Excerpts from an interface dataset
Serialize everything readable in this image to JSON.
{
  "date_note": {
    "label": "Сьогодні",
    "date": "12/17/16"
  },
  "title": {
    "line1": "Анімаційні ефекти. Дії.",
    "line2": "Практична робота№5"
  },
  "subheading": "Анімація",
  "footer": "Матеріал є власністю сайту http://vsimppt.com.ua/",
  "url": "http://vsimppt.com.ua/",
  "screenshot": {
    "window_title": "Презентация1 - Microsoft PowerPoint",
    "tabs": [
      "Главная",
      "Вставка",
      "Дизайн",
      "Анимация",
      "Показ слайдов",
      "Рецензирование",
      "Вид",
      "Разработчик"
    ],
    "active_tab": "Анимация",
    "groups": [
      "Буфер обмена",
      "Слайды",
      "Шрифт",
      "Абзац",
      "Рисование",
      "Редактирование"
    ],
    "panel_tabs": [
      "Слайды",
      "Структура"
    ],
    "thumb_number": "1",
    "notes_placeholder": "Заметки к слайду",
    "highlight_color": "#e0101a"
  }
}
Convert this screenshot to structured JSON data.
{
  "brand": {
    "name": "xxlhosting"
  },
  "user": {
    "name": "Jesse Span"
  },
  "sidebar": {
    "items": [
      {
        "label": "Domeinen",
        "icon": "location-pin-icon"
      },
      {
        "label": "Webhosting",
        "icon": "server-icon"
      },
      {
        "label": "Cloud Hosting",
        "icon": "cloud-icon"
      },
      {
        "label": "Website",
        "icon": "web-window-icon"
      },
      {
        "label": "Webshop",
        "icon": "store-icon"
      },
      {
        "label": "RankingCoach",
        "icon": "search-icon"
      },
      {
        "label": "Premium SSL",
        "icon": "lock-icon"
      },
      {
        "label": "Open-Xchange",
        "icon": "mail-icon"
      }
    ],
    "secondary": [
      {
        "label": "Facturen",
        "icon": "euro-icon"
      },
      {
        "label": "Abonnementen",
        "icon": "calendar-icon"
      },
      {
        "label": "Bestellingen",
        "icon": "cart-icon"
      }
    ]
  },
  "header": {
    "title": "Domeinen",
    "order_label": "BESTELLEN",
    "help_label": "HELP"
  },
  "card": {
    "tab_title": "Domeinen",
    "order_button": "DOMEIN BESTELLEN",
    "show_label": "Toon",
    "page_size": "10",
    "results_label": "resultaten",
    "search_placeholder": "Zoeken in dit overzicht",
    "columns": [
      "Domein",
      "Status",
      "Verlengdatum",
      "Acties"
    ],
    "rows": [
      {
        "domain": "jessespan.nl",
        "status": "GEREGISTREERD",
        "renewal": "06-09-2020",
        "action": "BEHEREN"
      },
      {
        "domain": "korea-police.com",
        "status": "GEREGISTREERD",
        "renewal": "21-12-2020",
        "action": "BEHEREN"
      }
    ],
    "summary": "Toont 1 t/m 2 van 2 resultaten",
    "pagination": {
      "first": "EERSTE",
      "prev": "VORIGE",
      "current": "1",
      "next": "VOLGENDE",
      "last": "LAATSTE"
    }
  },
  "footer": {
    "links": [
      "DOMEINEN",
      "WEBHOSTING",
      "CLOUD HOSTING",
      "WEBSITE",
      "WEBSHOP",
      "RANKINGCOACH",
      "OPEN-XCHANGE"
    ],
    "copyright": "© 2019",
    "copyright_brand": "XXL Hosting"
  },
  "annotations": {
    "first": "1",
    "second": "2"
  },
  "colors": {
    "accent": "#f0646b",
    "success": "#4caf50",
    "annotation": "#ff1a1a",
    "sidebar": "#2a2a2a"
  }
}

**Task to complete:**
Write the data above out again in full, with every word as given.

**Output below:**
Serialize everything readable in this image to JSON.
{
  "date_note": {
    "label": "Сьогодні",
    "date": "12/17/16"
  },
  "title": {
    "line1": "Анімаційні ефекти. Дії.",
    "line2": "Практична робота№5"
  },
  "subheading": "Анімація",
  "footer": "Матеріал є власністю сайту http://vsimppt.com.ua/",
  "url": "http://vsimppt.com.ua/",
  "screenshot": {
    "window_title": "Презентация1 - Microsoft PowerPoint",
    "tabs": [
      "Главная",
      "Вставка",
      "Дизайн",
      "Анимация",
      "Показ слайдов",
      "Рецензирование",
      "Вид",
      "Разработчик"
    ],
    "active_tab": "Анимация",
    "groups": [
      "Буфер обмена",
      "Слайды",
      "Шрифт",
      "Абзац",
      "Рисование",
      "Редактирование"
    ],
    "panel_tabs": [
      "Слайды",
      "Структура"
    ],
    "thumb_number": "1",
    "notes_placeholder": "Заметки к слайду",
    "highlight_color": "#e0101a"
  }
}
Convert this screenshot to structured JSON data.
{
  "brand": {
    "name": "xxlhosting"
  },
  "user": {
    "name": "Jesse Span"
  },
  "sidebar": {
    "items": [
      {
        "label": "Domeinen",
        "icon": "location-pin-icon"
      },
      {
        "label": "Webhosting",
        "icon": "server-icon"
      },
      {
        "label": "Cloud Hosting",
        "icon": "cloud-icon"
      },
      {
        "label": "Website",
        "icon": "web-window-icon"
      },
      {
        "label": "Webshop",
        "icon": "store-icon"
      },
      {
        "label": "RankingCoach",
        "icon": "search-icon"
      },
      {
        "label": "Premium SSL",
        "icon": "lock-icon"
      },
      {
        "label": "Open-Xchange",
        "icon": "mail-icon"
      }
    ],
    "secondary": [
      {
        "label": "Facturen",
        "icon": "euro-icon"
      },
      {
        "label": "Abonnementen",
        "icon": "calendar-icon"
      },
      {
        "label": "Bestellingen",
        "icon": "cart-icon"
      }
    ]
  },
  "header": {
    "title": "Domeinen",
    "order_label": "BESTELLEN",
    "help_label": "HELP"
  },
  "card": {
    "tab_title": "Domeinen",
    "order_button": "DOMEIN BESTELLEN",
    "show_label": "Toon",
    "page_size": "10",
    "results_label": "resultaten",
    "search_placeholder": "Zoeken in dit overzicht",
    "columns": [
      "Domein",
      "Status",
      "Verlengdatum",
      "Acties"
    ],
    "rows": [
      {
        "domain": "jessespan.nl",
        "status": "GEREGISTREERD",
        "renewal": "06-09-2020",
        "action": "BEHEREN"
      },
      {
        "domain": "korea-police.com",
        "status": "GEREGISTREERD",
        "renewal": "21-12-2020",
        "action": "BEHEREN"
      }
    ],
    "summary": "Toont 1 t/m 2 van 2 resultaten",
    "pagination": {
      "first": "EERSTE",
      "prev": "VORIGE",
      "current": "1",
      "next": "VOLGENDE",
      "last": "LAATSTE"
    }
  },
  "footer": {
    "links": [
      "DOMEINEN",
      "WEBHOSTING",
      "CLOUD HOSTING",
      "WEBSITE",
      "WEBSHOP",
      "RANKINGCOACH",
      "OPEN-XCHANGE"
    ],
    "copyright": "© 2019",
    "copyright_brand": "XXL Hosting"
  },
  "annotations": {
    "first": "1",
    "second": "2"
  },
  "colors": {
    "accent": "#f0646b",
    "success": "#4caf50",
    "annotation": "#ff1a1a",
    "sidebar": "#2a2a2a"
  }
}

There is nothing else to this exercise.